**EXERCISE INSTRUCTIONS**: Exactly as written, return the entries below, minus any pictures.

── SUPPLIED ENTRIES

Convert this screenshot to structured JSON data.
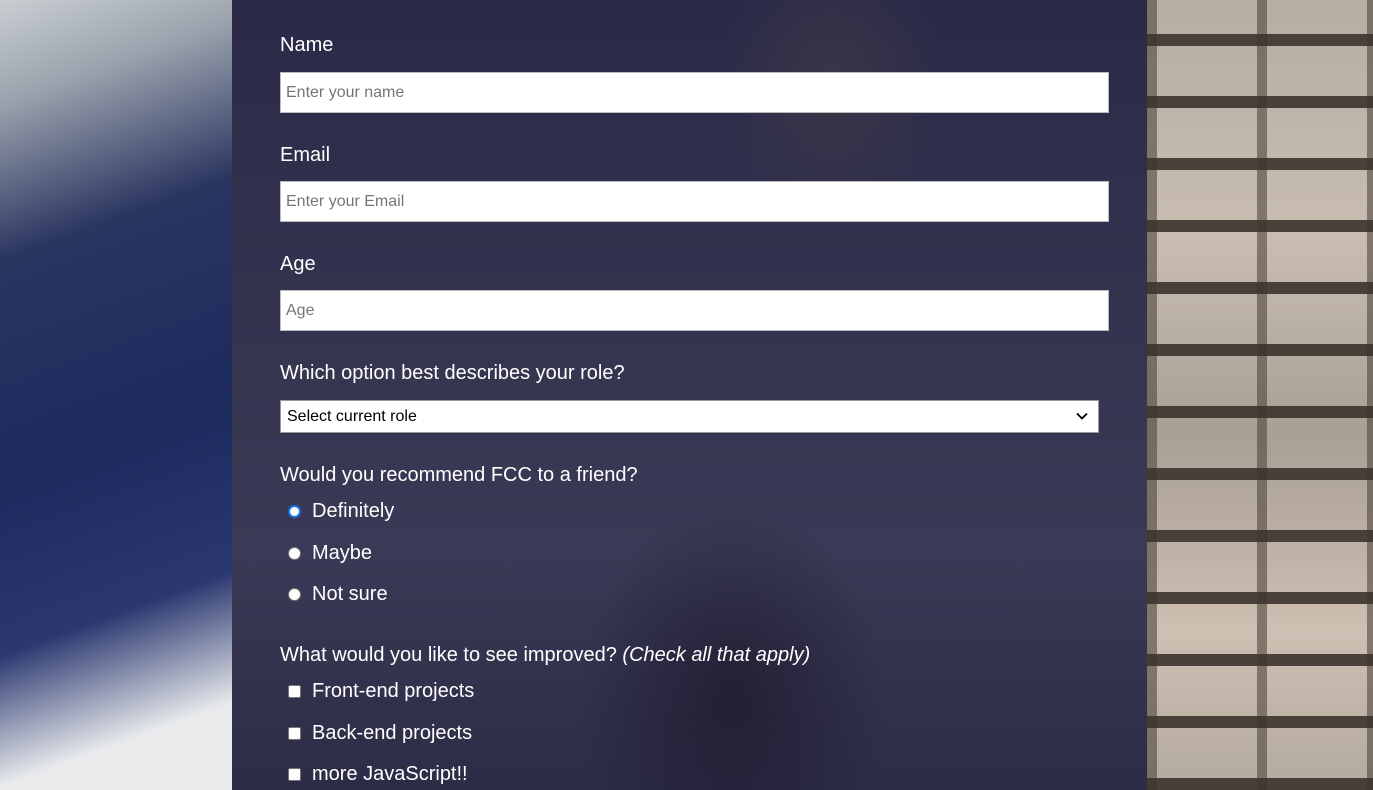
{
  "form": {
    "name": {
      "label": "Name",
      "placeholder": "Enter your name",
      "value": ""
    },
    "email": {
      "label": "Email",
      "placeholder": "Enter your Email",
      "value": ""
    },
    "age": {
      "label": "Age",
      "placeholder": "Age",
      "value": ""
    },
    "role": {
      "label": "Which option best describes your role?",
      "selected": "Select current role"
    },
    "recommend": {
      "label": "Would you recommend FCC to a friend?",
      "options": [
        "Definitely",
        "Maybe",
        "Not sure"
      ],
      "checked": "Definitely"
    },
    "improve": {
      "label": "What would you like to see improved?",
      "hint": "(Check all that apply)",
      "options": [
        "Front-end projects",
        "Back-end projects",
        "more JavaScript!!"
      ]
    }
  },
  "colors": {
    "panel": "#2f2f4c",
    "focus_radio": "#1a73e8"
  }
}
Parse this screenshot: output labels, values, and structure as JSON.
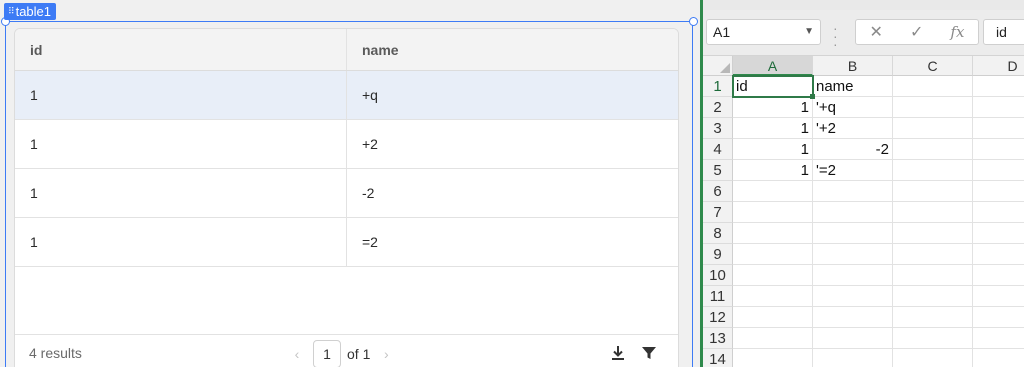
{
  "component_tag": "table1",
  "table": {
    "columns": [
      "id",
      "name"
    ],
    "rows": [
      {
        "id": "1",
        "name": "+q"
      },
      {
        "id": "1",
        "name": "+2"
      },
      {
        "id": "1",
        "name": "-2"
      },
      {
        "id": "1",
        "name": "=2"
      }
    ],
    "results_label": "4 results",
    "page_current": "1",
    "page_of": "of 1"
  },
  "spreadsheet": {
    "name_box": "A1",
    "formula_value": "id",
    "fx_label": "fx",
    "column_headers": [
      "A",
      "B",
      "C",
      "D"
    ],
    "row_headers": [
      "1",
      "2",
      "3",
      "4",
      "5",
      "6",
      "7",
      "8",
      "9",
      "10",
      "11",
      "12",
      "13",
      "14"
    ],
    "cells": [
      {
        "ref": "A1",
        "value": "id",
        "align": "left"
      },
      {
        "ref": "B1",
        "value": "name",
        "align": "left"
      },
      {
        "ref": "A2",
        "value": "1",
        "align": "right"
      },
      {
        "ref": "B2",
        "value": "'+q",
        "align": "left"
      },
      {
        "ref": "A3",
        "value": "1",
        "align": "right"
      },
      {
        "ref": "B3",
        "value": "'+2",
        "align": "left"
      },
      {
        "ref": "A4",
        "value": "1",
        "align": "right"
      },
      {
        "ref": "B4",
        "value": "-2",
        "align": "right"
      },
      {
        "ref": "A5",
        "value": "1",
        "align": "right"
      },
      {
        "ref": "B5",
        "value": "'=2",
        "align": "left"
      }
    ],
    "active_cell": "A1"
  },
  "colors": {
    "selection": "#3d7bf5",
    "excel_green": "#2f8a4c",
    "selected_row": "#e8eef8"
  }
}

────

**ANSWER SECTION**:
Convert this screenshot to structured JSON data.
{
  "form": {
    "name": {
      "label": "Name",
      "placeholder": "Enter your name",
      "value": ""
    },
    "email": {
      "label": "Email",
      "placeholder": "Enter your Email",
      "value": ""
    },
    "age": {
      "label": "Age",
      "placeholder": "Age",
      "value": ""
    },
    "role": {
      "label": "Which option best describes your role?",
      "selected": "Select current role"
    },
    "recommend": {
      "label": "Would you recommend FCC to a friend?",
      "options": [
        "Definitely",
        "Maybe",
        "Not sure"
      ],
      "checked": "Definitely"
    },
    "improve": {
      "label": "What would you like to see improved?",
      "hint": "(Check all that apply)",
      "options": [
        "Front-end projects",
        "Back-end projects",
        "more JavaScript!!"
      ]
    }
  },
  "colors": {
    "panel": "#2f2f4c",
    "focus_radio": "#1a73e8"
  }
}
Parse this screenshot: output labels, values, and structure as JSON.
{
  "component_tag": "table1",
  "table": {
    "columns": [
      "id",
      "name"
    ],
    "rows": [
      {
        "id": "1",
        "name": "+q"
      },
      {
        "id": "1",
        "name": "+2"
      },
      {
        "id": "1",
        "name": "-2"
      },
      {
        "id": "1",
        "name": "=2"
      }
    ],
    "results_label": "4 results",
    "page_current": "1",
    "page_of": "of 1"
  },
  "spreadsheet": {
    "name_box": "A1",
    "formula_value": "id",
    "fx_label": "fx",
    "column_headers": [
      "A",
      "B",
      "C",
      "D"
    ],
    "row_headers": [
      "1",
      "2",
      "3",
      "4",
      "5",
      "6",
      "7",
      "8",
      "9",
      "10",
      "11",
      "12",
      "13",
      "14"
    ],
    "cells": [
      {
        "ref": "A1",
        "value": "id",
        "align": "left"
      },
      {
        "ref": "B1",
        "value": "name",
        "align": "left"
      },
      {
        "ref": "A2",
        "value": "1",
        "align": "right"
      },
      {
        "ref": "B2",
        "value": "'+q",
        "align": "left"
      },
      {
        "ref": "A3",
        "value": "1",
        "align": "right"
      },
      {
        "ref": "B3",
        "value": "'+2",
        "align": "left"
      },
      {
        "ref": "A4",
        "value": "1",
        "align": "right"
      },
      {
        "ref": "B4",
        "value": "-2",
        "align": "right"
      },
      {
        "ref": "A5",
        "value": "1",
        "align": "right"
      },
      {
        "ref": "B5",
        "value": "'=2",
        "align": "left"
      }
    ],
    "active_cell": "A1"
  },
  "colors": {
    "selection": "#3d7bf5",
    "excel_green": "#2f8a4c",
    "selected_row": "#e8eef8"
  }
}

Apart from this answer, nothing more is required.